As more bookwork, documentation, and communications move to the cloud, data becomes less secure unless protected. Using a firewall and even a VPN (virtual private network) for all things online helps keep your data safe.
If you're working off a laptop, consider purchasing a Kensington lock. It's a small cable and lock setup that attaches to your computer. The cable is looped around a worktable leg or other stationary, secure point and keeps your laptop from "walking off" unannounced.
Yes… sometimes you need portable office security when you're in the office as well.
Lockable cabinets and drawers keep printers, meters, and other smaller devices secure from theft.
One final tip… boots on the ground.
Electronic and physical barriers aside, there's nothing quite like human intervention. There are several options and what you choose depends on your location, the level of security needed, and your budget.
Onsite security, such as a watchman or security guard, will be there whenever the site is unattended by works. Whether your own security or a contracted company, the cost may be prohibitive unless you can justify it.
Some security companies have mobile officers that can check on your portable office and jobsite periodically. They can also be notified when an alarm is triggered. It might be less expensive than onsite personnel.
Of course, periodic visits and patrols by local law enforcement can be arranged. They also have the means of alerting other departments should an incident require it.
Check your own mobile office and portable job site buildings. What's listed here may be just the beginning.
The security of your job site, especially for your portable office, can profoundly impact your ability to do business.
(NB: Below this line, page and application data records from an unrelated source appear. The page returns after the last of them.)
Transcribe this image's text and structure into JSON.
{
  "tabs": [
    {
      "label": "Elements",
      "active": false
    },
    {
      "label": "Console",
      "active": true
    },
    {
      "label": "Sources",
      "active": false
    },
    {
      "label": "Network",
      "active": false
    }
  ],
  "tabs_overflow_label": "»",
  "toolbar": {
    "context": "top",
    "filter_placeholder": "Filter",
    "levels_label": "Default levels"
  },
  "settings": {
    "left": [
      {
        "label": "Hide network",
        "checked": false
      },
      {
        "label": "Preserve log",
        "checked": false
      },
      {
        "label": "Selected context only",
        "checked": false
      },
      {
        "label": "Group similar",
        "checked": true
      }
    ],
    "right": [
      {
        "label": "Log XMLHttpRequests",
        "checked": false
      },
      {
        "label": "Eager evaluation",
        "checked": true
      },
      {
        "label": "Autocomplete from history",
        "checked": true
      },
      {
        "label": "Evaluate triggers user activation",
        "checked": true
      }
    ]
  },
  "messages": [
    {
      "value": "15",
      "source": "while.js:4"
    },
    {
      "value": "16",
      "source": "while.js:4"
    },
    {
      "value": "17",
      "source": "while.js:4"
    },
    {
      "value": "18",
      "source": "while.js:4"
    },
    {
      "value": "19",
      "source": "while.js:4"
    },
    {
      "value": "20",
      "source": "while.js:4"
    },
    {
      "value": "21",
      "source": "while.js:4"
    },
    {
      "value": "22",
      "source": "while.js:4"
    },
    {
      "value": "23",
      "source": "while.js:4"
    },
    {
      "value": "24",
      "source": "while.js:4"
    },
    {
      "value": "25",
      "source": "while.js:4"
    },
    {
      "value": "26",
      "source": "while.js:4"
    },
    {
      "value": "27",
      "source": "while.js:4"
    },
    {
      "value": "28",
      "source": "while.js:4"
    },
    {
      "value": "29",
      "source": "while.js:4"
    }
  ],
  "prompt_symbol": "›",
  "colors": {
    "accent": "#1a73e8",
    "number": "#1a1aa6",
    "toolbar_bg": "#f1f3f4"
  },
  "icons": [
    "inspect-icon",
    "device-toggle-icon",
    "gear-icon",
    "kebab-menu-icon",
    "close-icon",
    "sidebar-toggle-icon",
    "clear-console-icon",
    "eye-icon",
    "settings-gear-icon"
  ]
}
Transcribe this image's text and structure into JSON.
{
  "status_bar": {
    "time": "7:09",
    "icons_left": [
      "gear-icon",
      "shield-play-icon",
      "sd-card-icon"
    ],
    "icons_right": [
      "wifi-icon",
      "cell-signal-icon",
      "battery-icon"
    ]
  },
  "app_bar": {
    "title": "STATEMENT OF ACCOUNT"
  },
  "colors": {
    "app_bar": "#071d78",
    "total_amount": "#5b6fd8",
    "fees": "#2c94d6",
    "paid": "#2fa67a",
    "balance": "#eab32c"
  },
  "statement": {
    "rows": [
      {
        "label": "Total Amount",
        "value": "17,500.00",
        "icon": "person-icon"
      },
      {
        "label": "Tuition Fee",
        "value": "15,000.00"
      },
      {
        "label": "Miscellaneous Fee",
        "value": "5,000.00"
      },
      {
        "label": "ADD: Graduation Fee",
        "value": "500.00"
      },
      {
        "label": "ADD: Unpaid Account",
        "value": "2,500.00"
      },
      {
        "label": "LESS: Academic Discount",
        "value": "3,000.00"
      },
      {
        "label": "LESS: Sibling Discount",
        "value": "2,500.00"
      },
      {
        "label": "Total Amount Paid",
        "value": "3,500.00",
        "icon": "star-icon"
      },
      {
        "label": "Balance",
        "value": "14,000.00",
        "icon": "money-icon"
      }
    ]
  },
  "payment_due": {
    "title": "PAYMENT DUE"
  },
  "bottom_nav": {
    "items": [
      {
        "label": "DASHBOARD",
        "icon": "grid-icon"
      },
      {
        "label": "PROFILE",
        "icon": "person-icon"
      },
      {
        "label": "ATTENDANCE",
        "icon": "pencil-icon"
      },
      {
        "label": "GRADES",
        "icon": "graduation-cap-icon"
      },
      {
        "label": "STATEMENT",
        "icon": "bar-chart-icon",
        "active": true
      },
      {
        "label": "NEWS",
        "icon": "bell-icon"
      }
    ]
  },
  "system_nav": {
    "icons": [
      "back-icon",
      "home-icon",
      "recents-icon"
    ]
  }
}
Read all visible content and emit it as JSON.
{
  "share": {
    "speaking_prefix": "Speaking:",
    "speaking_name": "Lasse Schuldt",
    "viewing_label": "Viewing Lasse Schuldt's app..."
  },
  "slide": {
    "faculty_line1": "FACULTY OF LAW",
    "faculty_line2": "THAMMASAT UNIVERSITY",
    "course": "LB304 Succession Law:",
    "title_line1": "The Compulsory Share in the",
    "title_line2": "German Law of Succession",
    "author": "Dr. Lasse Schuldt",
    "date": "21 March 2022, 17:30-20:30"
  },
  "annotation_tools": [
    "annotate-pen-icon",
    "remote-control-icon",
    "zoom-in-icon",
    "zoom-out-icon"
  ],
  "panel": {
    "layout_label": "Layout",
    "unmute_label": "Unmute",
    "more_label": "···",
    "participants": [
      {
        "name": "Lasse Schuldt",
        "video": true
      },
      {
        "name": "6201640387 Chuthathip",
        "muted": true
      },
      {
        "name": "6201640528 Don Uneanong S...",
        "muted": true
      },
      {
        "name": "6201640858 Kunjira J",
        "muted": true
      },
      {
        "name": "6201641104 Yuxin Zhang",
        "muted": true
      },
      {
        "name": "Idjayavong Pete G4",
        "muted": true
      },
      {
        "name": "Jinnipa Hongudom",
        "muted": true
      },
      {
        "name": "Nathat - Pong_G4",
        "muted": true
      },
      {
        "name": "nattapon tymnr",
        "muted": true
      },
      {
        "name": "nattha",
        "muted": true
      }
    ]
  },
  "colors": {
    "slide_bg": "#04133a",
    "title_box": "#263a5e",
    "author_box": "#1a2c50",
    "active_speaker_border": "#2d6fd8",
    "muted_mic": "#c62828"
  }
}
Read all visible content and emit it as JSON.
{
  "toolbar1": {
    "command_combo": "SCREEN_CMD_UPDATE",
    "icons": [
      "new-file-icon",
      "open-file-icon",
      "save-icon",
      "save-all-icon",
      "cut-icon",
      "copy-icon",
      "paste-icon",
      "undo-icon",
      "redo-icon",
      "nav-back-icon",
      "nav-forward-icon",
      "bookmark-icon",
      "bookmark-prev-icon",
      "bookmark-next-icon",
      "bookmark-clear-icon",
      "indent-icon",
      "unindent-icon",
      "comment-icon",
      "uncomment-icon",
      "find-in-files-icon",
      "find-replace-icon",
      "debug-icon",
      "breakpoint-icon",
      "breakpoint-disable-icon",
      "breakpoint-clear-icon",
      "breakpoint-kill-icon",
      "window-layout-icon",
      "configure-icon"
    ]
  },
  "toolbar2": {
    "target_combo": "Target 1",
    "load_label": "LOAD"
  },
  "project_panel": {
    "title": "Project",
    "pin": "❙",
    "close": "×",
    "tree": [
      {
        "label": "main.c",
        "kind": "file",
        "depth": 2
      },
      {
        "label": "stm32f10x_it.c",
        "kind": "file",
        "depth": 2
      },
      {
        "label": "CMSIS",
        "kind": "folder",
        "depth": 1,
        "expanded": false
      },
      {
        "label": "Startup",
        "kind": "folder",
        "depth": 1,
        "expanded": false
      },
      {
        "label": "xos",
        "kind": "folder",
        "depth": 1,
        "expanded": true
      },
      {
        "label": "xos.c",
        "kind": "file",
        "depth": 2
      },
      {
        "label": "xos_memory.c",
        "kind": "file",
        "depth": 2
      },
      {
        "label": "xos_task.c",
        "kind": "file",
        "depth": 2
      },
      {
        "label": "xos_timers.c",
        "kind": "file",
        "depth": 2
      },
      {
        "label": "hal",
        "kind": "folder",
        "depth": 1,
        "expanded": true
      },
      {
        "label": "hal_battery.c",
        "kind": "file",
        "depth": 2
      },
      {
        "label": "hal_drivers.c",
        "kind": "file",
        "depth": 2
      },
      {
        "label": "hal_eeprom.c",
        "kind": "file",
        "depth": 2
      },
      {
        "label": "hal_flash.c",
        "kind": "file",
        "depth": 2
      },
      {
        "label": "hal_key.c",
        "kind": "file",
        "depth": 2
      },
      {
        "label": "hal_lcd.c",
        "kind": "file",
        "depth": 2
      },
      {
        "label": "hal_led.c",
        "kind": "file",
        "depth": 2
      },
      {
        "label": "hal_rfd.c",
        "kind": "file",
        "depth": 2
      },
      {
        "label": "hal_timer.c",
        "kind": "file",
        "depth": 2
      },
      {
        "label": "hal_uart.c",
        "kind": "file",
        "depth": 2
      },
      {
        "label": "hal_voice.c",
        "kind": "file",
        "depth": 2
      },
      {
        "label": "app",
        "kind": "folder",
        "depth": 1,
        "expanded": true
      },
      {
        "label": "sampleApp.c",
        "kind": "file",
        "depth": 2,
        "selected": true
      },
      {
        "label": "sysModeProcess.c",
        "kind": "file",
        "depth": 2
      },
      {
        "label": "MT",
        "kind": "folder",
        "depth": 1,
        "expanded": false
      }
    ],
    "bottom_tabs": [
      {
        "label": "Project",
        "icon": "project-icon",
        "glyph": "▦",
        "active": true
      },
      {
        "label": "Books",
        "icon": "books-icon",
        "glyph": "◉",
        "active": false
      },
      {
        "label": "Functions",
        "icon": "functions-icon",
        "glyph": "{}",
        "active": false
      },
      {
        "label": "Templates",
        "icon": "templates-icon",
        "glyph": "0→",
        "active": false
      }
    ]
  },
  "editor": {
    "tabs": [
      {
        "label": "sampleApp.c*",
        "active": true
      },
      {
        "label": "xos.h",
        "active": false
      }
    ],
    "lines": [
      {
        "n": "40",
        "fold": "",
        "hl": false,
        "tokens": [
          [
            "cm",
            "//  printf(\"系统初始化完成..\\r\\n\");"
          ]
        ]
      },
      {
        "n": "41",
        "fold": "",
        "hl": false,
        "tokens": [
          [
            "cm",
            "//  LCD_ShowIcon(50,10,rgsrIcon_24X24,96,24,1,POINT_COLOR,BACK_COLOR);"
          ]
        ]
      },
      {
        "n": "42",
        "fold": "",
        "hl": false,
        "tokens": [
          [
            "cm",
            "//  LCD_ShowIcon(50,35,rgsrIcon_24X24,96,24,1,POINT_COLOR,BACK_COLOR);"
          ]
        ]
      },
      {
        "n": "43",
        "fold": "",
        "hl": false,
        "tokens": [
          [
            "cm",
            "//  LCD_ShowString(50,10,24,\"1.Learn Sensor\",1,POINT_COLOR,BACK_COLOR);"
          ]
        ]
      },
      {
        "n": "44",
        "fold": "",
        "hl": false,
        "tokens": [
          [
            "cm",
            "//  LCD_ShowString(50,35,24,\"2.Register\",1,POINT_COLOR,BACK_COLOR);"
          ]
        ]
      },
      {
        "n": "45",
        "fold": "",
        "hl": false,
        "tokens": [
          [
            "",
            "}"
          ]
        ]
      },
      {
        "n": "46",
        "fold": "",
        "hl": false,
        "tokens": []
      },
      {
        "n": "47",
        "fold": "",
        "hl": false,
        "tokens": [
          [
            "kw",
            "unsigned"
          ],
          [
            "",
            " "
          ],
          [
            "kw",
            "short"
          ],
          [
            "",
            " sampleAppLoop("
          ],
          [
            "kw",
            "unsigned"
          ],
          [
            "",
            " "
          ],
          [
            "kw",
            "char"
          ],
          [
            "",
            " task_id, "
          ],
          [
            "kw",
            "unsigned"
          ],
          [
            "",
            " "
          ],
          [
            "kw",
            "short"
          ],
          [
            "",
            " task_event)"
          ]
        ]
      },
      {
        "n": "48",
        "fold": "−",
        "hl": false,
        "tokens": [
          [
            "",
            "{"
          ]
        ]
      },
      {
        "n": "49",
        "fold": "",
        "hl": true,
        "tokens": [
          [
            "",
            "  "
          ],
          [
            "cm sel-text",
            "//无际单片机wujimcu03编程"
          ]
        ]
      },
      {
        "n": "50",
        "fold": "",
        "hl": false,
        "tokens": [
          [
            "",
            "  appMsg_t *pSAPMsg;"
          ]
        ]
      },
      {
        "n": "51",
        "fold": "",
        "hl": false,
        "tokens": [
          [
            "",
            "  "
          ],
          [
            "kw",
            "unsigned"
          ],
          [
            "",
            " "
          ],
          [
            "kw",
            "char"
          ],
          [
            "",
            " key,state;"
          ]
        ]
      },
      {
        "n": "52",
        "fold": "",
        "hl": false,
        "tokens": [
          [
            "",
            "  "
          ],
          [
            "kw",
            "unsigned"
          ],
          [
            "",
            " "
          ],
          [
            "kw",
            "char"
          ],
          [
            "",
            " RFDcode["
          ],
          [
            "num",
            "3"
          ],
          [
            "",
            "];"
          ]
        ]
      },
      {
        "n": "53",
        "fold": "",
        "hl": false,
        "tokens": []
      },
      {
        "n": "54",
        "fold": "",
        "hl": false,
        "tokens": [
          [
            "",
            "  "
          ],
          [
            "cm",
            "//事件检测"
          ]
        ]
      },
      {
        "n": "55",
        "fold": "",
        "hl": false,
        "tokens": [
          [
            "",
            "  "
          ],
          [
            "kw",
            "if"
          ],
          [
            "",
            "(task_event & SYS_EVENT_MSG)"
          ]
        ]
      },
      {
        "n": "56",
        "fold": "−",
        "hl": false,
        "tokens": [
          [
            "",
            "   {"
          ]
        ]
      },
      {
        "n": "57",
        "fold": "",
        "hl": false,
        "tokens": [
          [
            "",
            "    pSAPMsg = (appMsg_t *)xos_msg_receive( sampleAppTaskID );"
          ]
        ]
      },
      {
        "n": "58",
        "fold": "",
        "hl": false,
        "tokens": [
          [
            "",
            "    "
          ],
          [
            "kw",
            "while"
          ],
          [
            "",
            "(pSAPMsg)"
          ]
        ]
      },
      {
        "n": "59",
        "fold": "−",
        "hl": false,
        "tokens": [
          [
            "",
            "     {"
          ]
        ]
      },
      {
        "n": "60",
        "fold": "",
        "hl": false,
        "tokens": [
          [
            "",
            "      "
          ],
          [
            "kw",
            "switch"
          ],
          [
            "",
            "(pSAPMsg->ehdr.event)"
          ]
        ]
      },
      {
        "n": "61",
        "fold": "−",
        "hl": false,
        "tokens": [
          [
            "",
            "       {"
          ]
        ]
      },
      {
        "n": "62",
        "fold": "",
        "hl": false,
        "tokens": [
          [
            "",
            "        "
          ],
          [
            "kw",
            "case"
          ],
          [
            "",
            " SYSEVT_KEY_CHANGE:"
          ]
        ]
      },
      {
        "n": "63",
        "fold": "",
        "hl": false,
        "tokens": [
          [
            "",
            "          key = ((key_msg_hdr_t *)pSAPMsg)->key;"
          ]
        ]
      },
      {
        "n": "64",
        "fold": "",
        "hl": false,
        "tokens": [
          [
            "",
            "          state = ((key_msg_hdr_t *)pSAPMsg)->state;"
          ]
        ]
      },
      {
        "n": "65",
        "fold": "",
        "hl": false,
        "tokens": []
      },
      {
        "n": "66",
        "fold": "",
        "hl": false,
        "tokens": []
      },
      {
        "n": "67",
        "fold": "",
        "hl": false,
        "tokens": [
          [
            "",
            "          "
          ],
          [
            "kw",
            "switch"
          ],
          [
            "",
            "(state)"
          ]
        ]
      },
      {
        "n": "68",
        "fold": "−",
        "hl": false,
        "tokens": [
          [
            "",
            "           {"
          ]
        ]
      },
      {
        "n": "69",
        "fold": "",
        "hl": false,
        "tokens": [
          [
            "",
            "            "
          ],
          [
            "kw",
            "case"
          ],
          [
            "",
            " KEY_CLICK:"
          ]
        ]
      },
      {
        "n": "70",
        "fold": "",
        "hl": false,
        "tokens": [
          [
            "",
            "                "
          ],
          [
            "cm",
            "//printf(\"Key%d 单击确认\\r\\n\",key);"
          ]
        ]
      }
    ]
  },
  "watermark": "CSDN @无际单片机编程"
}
Make sure everything necessary is covered.
If you're looking for a sturdy, secure portable office solution, check out the mobile offices available at SiteBox Storage.
Whether you rent or buy, we'll help you configure a mobile office designed to suit your requirements.